Activity: Each line shown below should be copied exactly.

Data shown:
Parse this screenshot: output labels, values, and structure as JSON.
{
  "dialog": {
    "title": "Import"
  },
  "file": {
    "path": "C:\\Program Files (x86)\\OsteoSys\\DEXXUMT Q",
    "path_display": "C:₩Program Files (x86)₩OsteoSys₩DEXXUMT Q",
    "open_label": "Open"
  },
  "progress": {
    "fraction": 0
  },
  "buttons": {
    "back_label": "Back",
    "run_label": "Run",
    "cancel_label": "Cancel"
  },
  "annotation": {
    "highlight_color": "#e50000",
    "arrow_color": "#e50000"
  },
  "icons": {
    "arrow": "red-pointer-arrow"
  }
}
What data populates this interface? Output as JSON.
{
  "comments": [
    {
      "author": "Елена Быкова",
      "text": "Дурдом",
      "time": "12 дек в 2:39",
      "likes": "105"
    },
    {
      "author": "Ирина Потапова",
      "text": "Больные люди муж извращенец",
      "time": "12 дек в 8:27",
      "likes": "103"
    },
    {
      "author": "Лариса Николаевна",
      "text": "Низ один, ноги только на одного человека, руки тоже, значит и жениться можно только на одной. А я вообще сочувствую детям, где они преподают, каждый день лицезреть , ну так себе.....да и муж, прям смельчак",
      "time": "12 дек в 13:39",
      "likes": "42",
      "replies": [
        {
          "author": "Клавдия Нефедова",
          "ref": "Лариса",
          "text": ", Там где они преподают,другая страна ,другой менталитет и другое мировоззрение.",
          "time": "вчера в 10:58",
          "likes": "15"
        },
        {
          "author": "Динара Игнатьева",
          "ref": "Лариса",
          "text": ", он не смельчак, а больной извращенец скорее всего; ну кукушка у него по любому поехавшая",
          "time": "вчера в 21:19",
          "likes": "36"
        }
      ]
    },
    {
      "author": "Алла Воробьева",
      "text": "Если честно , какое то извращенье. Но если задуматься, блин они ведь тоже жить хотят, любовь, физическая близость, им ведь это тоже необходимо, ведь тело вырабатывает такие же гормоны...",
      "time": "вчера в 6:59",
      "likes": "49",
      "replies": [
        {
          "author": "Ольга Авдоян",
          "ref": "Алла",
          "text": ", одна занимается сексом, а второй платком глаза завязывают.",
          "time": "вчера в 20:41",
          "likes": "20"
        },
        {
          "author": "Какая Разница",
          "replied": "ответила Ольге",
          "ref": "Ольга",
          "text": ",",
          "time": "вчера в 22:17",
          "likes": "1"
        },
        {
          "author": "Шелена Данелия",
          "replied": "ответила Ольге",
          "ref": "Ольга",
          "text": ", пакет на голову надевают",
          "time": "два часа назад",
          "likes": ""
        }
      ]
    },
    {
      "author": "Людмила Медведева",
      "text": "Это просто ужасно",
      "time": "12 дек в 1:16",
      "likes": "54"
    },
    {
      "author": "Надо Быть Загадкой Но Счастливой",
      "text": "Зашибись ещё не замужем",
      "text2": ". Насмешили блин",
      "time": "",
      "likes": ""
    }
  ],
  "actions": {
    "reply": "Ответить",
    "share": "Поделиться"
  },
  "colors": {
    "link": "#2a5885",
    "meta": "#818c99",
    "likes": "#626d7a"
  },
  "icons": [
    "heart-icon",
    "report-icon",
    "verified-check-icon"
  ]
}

Written solution:
Parse this screenshot: output labels, values, and structure as JSON.
{
  "dialog": {
    "title": "Import"
  },
  "file": {
    "path": "C:\\Program Files (x86)\\OsteoSys\\DEXXUMT Q",
    "path_display": "C:₩Program Files (x86)₩OsteoSys₩DEXXUMT Q",
    "open_label": "Open"
  },
  "progress": {
    "fraction": 0
  },
  "buttons": {
    "back_label": "Back",
    "run_label": "Run",
    "cancel_label": "Cancel"
  },
  "annotation": {
    "highlight_color": "#e50000",
    "arrow_color": "#e50000"
  },
  "icons": {
    "arrow": "red-pointer-arrow"
  }
}
What data populates this interface? Output as JSON.
{
  "comments": [
    {
      "author": "Елена Быкова",
      "text": "Дурдом",
      "time": "12 дек в 2:39",
      "likes": "105"
    },
    {
      "author": "Ирина Потапова",
      "text": "Больные люди муж извращенец",
      "time": "12 дек в 8:27",
      "likes": "103"
    },
    {
      "author": "Лариса Николаевна",
      "text": "Низ один, ноги только на одного человека, руки тоже, значит и жениться можно только на одной. А я вообще сочувствую детям, где они преподают, каждый день лицезреть , ну так себе.....да и муж, прям смельчак",
      "time": "12 дек в 13:39",
      "likes": "42",
      "replies": [
        {
          "author": "Клавдия Нефедова",
          "ref": "Лариса",
          "text": ", Там где они преподают,другая страна ,другой менталитет и другое мировоззрение.",
          "time": "вчера в 10:58",
          "likes": "15"
        },
        {
          "author": "Динара Игнатьева",
          "ref": "Лариса",
          "text": ", он не смельчак, а больной извращенец скорее всего; ну кукушка у него по любому поехавшая",
          "time": "вчера в 21:19",
          "likes": "36"
        }
      ]
    },
    {
      "author": "Алла Воробьева",
      "text": "Если честно , какое то извращенье. Но если задуматься, блин они ведь тоже жить хотят, любовь, физическая близость, им ведь это тоже необходимо, ведь тело вырабатывает такие же гормоны...",
      "time": "вчера в 6:59",
      "likes": "49",
      "replies": [
        {
          "author": "Ольга Авдоян",
          "ref": "Алла",
          "text": ", одна занимается сексом, а второй платком глаза завязывают.",
          "time": "вчера в 20:41",
          "likes": "20"
        },
        {
          "author": "Какая Разница",
          "replied": "ответила Ольге",
          "ref": "Ольга",
          "text": ",",
          "time": "вчера в 22:17",
          "likes": "1"
        },
        {
          "author": "Шелена Данелия",
          "replied": "ответила Ольге",
          "ref": "Ольга",
          "text": ", пакет на голову надевают",
          "time": "два часа назад",
          "likes": ""
        }
      ]
    },
    {
      "author": "Людмила Медведева",
      "text": "Это просто ужасно",
      "time": "12 дек в 1:16",
      "likes": "54"
    },
    {
      "author": "Надо Быть Загадкой Но Счастливой",
      "text": "Зашибись ещё не замужем",
      "text2": ". Насмешили блин",
      "time": "",
      "likes": ""
    }
  ],
  "actions": {
    "reply": "Ответить",
    "share": "Поделиться"
  },
  "colors": {
    "link": "#2a5885",
    "meta": "#818c99",
    "likes": "#626d7a"
  },
  "icons": [
    "heart-icon",
    "report-icon",
    "verified-check-icon"
  ]
}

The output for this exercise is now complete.